*** THE RECORDS ***

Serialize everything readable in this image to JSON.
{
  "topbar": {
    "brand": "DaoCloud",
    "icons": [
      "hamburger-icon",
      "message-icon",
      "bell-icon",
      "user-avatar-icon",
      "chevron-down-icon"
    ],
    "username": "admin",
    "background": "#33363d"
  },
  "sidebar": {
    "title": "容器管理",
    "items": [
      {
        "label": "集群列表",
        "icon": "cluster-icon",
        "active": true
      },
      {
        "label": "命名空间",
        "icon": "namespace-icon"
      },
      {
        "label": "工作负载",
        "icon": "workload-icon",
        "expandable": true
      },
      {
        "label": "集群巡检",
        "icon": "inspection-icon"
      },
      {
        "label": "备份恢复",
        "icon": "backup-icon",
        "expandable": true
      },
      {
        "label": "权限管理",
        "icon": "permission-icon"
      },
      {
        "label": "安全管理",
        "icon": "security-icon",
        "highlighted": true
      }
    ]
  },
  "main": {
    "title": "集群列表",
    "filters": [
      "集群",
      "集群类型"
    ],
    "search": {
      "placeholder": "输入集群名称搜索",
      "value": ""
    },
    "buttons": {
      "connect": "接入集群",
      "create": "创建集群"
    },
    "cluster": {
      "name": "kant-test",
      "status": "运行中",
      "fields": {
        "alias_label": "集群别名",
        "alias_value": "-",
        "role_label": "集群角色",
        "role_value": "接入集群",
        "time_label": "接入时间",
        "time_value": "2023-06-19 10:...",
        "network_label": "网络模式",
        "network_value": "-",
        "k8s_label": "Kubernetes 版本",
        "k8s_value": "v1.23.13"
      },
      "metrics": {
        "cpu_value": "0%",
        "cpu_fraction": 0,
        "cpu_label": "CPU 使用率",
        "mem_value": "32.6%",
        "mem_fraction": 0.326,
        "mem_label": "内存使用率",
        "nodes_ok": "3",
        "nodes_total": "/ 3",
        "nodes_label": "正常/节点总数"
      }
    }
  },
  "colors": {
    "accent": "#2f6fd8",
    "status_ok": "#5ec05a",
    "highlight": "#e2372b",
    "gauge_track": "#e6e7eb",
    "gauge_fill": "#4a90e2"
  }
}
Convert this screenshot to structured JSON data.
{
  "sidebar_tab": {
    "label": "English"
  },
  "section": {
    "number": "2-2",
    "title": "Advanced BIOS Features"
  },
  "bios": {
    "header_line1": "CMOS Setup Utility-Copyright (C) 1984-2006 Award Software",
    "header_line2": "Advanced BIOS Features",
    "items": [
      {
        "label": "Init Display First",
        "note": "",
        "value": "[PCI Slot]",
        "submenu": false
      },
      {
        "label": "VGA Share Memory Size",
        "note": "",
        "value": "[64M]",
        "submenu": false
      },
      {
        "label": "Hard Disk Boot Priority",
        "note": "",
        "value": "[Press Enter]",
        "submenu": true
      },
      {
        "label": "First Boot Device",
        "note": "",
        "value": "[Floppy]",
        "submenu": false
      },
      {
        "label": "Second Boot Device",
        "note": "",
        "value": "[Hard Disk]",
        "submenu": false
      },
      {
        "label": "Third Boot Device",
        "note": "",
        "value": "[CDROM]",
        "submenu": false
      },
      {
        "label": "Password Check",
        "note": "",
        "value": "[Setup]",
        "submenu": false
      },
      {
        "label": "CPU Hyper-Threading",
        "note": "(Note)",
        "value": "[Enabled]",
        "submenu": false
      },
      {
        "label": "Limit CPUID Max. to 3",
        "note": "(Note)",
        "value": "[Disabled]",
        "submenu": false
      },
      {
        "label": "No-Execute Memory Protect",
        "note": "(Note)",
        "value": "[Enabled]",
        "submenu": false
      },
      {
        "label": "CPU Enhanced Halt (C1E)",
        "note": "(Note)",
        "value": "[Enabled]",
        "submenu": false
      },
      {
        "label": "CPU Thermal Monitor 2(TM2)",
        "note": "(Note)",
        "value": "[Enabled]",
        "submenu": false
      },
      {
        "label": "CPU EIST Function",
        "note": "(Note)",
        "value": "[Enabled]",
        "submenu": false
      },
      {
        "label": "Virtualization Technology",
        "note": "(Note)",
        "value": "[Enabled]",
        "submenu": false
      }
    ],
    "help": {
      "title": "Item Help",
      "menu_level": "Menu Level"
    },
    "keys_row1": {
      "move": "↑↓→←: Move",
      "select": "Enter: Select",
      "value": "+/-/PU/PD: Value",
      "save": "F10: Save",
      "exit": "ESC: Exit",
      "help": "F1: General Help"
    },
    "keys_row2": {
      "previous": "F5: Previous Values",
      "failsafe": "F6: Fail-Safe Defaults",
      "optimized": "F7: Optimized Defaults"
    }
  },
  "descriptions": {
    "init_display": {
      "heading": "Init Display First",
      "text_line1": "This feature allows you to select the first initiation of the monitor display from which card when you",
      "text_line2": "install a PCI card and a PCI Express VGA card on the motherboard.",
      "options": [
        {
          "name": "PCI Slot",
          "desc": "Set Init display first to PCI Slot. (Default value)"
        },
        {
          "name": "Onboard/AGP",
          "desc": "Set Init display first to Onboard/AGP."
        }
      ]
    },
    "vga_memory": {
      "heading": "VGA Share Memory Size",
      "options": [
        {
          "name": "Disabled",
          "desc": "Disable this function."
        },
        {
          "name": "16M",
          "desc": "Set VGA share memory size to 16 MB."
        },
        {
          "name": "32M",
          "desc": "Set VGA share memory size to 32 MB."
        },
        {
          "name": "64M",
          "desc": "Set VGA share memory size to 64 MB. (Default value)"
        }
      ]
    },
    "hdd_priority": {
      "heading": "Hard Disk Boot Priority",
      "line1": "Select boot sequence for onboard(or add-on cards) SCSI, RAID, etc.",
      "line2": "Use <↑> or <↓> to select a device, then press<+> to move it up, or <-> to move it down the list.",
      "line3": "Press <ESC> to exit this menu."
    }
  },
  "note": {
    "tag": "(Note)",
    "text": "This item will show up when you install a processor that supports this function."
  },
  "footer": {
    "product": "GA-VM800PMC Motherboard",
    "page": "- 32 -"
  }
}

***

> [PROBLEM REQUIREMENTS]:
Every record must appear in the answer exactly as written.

> [ANSWER TO THIS EXERCISE]:
Serialize everything readable in this image to JSON.
{
  "topbar": {
    "brand": "DaoCloud",
    "icons": [
      "hamburger-icon",
      "message-icon",
      "bell-icon",
      "user-avatar-icon",
      "chevron-down-icon"
    ],
    "username": "admin",
    "background": "#33363d"
  },
  "sidebar": {
    "title": "容器管理",
    "items": [
      {
        "label": "集群列表",
        "icon": "cluster-icon",
        "active": true
      },
      {
        "label": "命名空间",
        "icon": "namespace-icon"
      },
      {
        "label": "工作负载",
        "icon": "workload-icon",
        "expandable": true
      },
      {
        "label": "集群巡检",
        "icon": "inspection-icon"
      },
      {
        "label": "备份恢复",
        "icon": "backup-icon",
        "expandable": true
      },
      {
        "label": "权限管理",
        "icon": "permission-icon"
      },
      {
        "label": "安全管理",
        "icon": "security-icon",
        "highlighted": true
      }
    ]
  },
  "main": {
    "title": "集群列表",
    "filters": [
      "集群",
      "集群类型"
    ],
    "search": {
      "placeholder": "输入集群名称搜索",
      "value": ""
    },
    "buttons": {
      "connect": "接入集群",
      "create": "创建集群"
    },
    "cluster": {
      "name": "kant-test",
      "status": "运行中",
      "fields": {
        "alias_label": "集群别名",
        "alias_value": "-",
        "role_label": "集群角色",
        "role_value": "接入集群",
        "time_label": "接入时间",
        "time_value": "2023-06-19 10:...",
        "network_label": "网络模式",
        "network_value": "-",
        "k8s_label": "Kubernetes 版本",
        "k8s_value": "v1.23.13"
      },
      "metrics": {
        "cpu_value": "0%",
        "cpu_fraction": 0,
        "cpu_label": "CPU 使用率",
        "mem_value": "32.6%",
        "mem_fraction": 0.326,
        "mem_label": "内存使用率",
        "nodes_ok": "3",
        "nodes_total": "/ 3",
        "nodes_label": "正常/节点总数"
      }
    }
  },
  "colors": {
    "accent": "#2f6fd8",
    "status_ok": "#5ec05a",
    "highlight": "#e2372b",
    "gauge_track": "#e6e7eb",
    "gauge_fill": "#4a90e2"
  }
}
Convert this screenshot to structured JSON data.
{
  "sidebar_tab": {
    "label": "English"
  },
  "section": {
    "number": "2-2",
    "title": "Advanced BIOS Features"
  },
  "bios": {
    "header_line1": "CMOS Setup Utility-Copyright (C) 1984-2006 Award Software",
    "header_line2": "Advanced BIOS Features",
    "items": [
      {
        "label": "Init Display First",
        "note": "",
        "value": "[PCI Slot]",
        "submenu": false
      },
      {
        "label": "VGA Share Memory Size",
        "note": "",
        "value": "[64M]",
        "submenu": false
      },
      {
        "label": "Hard Disk Boot Priority",
        "note": "",
        "value": "[Press Enter]",
        "submenu": true
      },
      {
        "label": "First Boot Device",
        "note": "",
        "value": "[Floppy]",
        "submenu": false
      },
      {
        "label": "Second Boot Device",
        "note": "",
        "value": "[Hard Disk]",
        "submenu": false
      },
      {
        "label": "Third Boot Device",
        "note": "",
        "value": "[CDROM]",
        "submenu": false
      },
      {
        "label": "Password Check",
        "note": "",
        "value": "[Setup]",
        "submenu": false
      },
      {
        "label": "CPU Hyper-Threading",
        "note": "(Note)",
        "value": "[Enabled]",
        "submenu": false
      },
      {
        "label": "Limit CPUID Max. to 3",
        "note": "(Note)",
        "value": "[Disabled]",
        "submenu": false
      },
      {
        "label": "No-Execute Memory Protect",
        "note": "(Note)",
        "value": "[Enabled]",
        "submenu": false
      },
      {
        "label": "CPU Enhanced Halt (C1E)",
        "note": "(Note)",
        "value": "[Enabled]",
        "submenu": false
      },
      {
        "label": "CPU Thermal Monitor 2(TM2)",
        "note": "(Note)",
        "value": "[Enabled]",
        "submenu": false
      },
      {
        "label": "CPU EIST Function",
        "note": "(Note)",
        "value": "[Enabled]",
        "submenu": false
      },
      {
        "label": "Virtualization Technology",
        "note": "(Note)",
        "value": "[Enabled]",
        "submenu": false
      }
    ],
    "help": {
      "title": "Item Help",
      "menu_level": "Menu Level"
    },
    "keys_row1": {
      "move": "↑↓→←: Move",
      "select": "Enter: Select",
      "value": "+/-/PU/PD: Value",
      "save": "F10: Save",
      "exit": "ESC: Exit",
      "help": "F1: General Help"
    },
    "keys_row2": {
      "previous": "F5: Previous Values",
      "failsafe": "F6: Fail-Safe Defaults",
      "optimized": "F7: Optimized Defaults"
    }
  },
  "descriptions": {
    "init_display": {
      "heading": "Init Display First",
      "text_line1": "This feature allows you to select the first initiation of the monitor display from which card when you",
      "text_line2": "install a PCI card and a PCI Express VGA card on the motherboard.",
      "options": [
        {
          "name": "PCI Slot",
          "desc": "Set Init display first to PCI Slot. (Default value)"
        },
        {
          "name": "Onboard/AGP",
          "desc": "Set Init display first to Onboard/AGP."
        }
      ]
    },
    "vga_memory": {
      "heading": "VGA Share Memory Size",
      "options": [
        {
          "name": "Disabled",
          "desc": "Disable this function."
        },
        {
          "name": "16M",
          "desc": "Set VGA share memory size to 16 MB."
        },
        {
          "name": "32M",
          "desc": "Set VGA share memory size to 32 MB."
        },
        {
          "name": "64M",
          "desc": "Set VGA share memory size to 64 MB. (Default value)"
        }
      ]
    },
    "hdd_priority": {
      "heading": "Hard Disk Boot Priority",
      "line1": "Select boot sequence for onboard(or add-on cards) SCSI, RAID, etc.",
      "line2": "Use <↑> or <↓> to select a device, then press<+> to move it up, or <-> to move it down the list.",
      "line3": "Press <ESC> to exit this menu."
    }
  },
  "note": {
    "tag": "(Note)",
    "text": "This item will show up when you install a processor that supports this function."
  },
  "footer": {
    "product": "GA-VM800PMC Motherboard",
    "page": "- 32 -"
  }
}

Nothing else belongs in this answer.